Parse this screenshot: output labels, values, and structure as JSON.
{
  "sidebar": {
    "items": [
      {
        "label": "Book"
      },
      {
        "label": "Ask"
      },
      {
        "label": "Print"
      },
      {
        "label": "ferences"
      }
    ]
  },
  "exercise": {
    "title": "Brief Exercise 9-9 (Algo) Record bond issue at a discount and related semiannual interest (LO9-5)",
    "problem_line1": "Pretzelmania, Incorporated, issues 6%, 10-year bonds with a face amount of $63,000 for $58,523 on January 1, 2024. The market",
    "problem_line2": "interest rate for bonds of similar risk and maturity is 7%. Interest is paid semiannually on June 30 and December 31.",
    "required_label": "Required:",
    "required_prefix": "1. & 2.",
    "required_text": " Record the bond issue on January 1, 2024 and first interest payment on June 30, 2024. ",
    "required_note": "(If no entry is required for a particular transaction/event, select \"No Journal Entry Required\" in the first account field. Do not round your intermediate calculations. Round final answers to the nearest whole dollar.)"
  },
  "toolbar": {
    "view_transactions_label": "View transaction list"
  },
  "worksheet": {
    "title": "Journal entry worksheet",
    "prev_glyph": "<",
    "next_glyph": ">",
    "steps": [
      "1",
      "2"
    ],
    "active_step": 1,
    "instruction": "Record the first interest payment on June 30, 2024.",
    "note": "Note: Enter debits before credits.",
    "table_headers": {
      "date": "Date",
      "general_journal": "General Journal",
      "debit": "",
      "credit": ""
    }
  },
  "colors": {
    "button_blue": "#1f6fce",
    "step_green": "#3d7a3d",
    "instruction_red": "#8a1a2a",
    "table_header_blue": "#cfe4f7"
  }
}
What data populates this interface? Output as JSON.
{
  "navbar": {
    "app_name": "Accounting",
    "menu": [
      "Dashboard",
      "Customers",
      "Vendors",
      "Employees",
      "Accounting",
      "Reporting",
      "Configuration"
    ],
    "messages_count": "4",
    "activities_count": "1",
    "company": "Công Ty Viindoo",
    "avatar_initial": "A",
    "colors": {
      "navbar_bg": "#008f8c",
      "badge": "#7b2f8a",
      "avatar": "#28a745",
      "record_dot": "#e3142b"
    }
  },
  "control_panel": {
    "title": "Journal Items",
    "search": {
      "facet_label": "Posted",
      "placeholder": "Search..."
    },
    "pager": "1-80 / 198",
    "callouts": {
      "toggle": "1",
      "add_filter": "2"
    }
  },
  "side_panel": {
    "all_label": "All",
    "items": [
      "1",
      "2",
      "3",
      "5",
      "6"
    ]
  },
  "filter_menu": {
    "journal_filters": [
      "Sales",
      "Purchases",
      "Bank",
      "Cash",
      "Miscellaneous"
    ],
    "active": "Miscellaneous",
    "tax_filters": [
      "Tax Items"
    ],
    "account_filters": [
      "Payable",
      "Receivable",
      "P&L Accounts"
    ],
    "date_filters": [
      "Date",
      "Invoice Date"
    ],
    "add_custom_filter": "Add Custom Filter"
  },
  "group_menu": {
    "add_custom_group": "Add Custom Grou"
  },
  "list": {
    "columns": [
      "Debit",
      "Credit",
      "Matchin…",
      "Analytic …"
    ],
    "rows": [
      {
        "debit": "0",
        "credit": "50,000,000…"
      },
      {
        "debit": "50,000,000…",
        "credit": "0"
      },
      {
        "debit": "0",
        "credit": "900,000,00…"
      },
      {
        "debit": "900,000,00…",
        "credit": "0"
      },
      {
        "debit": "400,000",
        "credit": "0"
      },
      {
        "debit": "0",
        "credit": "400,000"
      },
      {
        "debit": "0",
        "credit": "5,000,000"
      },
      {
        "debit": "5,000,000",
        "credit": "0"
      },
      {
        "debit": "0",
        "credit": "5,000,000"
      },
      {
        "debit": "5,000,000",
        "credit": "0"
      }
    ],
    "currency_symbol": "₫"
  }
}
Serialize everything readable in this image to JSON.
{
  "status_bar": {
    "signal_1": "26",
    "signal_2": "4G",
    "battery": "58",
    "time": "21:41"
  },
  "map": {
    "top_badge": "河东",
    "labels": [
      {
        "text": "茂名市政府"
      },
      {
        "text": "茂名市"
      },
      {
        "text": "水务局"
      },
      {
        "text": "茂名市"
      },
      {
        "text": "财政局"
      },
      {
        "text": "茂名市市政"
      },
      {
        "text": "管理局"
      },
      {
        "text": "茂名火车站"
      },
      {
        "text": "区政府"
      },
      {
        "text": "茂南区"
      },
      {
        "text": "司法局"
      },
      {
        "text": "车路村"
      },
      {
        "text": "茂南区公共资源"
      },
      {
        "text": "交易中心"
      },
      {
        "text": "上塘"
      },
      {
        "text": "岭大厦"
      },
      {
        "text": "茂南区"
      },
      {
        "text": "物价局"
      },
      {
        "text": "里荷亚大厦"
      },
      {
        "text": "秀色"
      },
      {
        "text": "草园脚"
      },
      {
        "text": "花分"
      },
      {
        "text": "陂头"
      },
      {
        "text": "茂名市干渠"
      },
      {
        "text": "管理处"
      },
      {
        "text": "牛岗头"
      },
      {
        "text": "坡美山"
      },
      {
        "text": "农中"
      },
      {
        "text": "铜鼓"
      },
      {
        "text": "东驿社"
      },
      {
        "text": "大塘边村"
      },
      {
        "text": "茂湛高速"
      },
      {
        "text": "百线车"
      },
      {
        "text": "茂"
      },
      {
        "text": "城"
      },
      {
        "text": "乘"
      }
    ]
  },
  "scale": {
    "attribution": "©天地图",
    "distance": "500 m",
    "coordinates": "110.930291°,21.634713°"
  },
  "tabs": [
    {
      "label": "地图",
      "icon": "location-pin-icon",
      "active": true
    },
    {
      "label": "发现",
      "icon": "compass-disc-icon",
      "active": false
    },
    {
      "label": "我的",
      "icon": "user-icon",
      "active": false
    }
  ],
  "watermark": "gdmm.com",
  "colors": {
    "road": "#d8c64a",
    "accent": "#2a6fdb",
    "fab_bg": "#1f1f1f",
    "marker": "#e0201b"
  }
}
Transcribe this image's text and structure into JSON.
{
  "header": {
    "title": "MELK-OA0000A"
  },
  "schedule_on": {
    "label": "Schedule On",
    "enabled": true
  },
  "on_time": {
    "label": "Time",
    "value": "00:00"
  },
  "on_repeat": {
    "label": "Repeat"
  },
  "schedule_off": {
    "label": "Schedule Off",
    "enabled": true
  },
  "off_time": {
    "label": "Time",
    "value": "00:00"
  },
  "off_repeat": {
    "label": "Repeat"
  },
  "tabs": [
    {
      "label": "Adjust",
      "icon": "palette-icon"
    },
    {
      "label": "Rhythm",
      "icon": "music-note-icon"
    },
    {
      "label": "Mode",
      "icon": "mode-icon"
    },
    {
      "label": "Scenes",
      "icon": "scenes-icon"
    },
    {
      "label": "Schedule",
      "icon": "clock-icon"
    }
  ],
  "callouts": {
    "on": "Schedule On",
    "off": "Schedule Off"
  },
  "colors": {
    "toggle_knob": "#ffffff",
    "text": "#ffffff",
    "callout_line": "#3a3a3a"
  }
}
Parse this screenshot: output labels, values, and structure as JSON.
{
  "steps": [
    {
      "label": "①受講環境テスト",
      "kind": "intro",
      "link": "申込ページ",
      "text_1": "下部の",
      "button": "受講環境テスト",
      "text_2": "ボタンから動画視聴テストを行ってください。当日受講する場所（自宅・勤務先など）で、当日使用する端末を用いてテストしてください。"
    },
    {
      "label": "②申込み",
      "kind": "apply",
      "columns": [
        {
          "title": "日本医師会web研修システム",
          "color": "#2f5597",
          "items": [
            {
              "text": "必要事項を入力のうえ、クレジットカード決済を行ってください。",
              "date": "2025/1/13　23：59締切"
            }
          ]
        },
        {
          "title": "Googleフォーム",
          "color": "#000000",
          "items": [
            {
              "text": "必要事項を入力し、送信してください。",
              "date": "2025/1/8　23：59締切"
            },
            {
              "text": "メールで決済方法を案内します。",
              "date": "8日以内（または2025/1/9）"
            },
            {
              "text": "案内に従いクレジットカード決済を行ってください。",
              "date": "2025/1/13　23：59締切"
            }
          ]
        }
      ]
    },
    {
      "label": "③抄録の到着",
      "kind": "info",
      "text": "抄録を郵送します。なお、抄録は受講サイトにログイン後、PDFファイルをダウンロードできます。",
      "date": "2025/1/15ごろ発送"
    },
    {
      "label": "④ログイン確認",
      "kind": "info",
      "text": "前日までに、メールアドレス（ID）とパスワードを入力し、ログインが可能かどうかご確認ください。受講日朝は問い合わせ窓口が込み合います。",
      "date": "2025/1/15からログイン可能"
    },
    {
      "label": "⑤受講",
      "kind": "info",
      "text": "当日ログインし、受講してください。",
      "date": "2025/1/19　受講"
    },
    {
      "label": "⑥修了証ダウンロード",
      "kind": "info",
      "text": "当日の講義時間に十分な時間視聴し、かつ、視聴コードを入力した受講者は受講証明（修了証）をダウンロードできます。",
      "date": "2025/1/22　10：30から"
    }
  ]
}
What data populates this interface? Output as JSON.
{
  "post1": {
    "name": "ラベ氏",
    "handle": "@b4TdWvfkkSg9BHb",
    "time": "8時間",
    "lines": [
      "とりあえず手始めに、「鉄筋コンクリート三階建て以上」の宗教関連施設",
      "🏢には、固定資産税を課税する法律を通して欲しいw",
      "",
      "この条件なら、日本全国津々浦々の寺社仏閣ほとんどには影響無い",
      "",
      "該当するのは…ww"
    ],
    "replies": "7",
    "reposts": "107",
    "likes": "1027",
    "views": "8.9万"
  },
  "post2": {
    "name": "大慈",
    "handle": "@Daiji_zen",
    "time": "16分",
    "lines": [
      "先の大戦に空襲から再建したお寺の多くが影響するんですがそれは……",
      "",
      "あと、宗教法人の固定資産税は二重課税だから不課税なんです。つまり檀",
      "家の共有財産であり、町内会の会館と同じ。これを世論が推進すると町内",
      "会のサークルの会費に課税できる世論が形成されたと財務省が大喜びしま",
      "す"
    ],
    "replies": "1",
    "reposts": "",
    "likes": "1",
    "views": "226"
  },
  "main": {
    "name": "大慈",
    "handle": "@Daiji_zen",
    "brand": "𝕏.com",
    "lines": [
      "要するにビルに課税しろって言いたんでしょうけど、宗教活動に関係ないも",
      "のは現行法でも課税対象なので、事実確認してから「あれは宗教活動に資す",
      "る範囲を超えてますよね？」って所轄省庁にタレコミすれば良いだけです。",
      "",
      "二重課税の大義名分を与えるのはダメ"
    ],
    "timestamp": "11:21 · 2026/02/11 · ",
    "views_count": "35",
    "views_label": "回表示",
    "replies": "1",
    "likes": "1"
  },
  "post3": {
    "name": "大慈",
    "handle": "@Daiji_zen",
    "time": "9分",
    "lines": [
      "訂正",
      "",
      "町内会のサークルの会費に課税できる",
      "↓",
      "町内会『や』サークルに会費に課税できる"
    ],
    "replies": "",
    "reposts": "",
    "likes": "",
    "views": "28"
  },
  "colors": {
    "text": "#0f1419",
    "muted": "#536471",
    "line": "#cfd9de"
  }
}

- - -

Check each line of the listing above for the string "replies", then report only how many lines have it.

4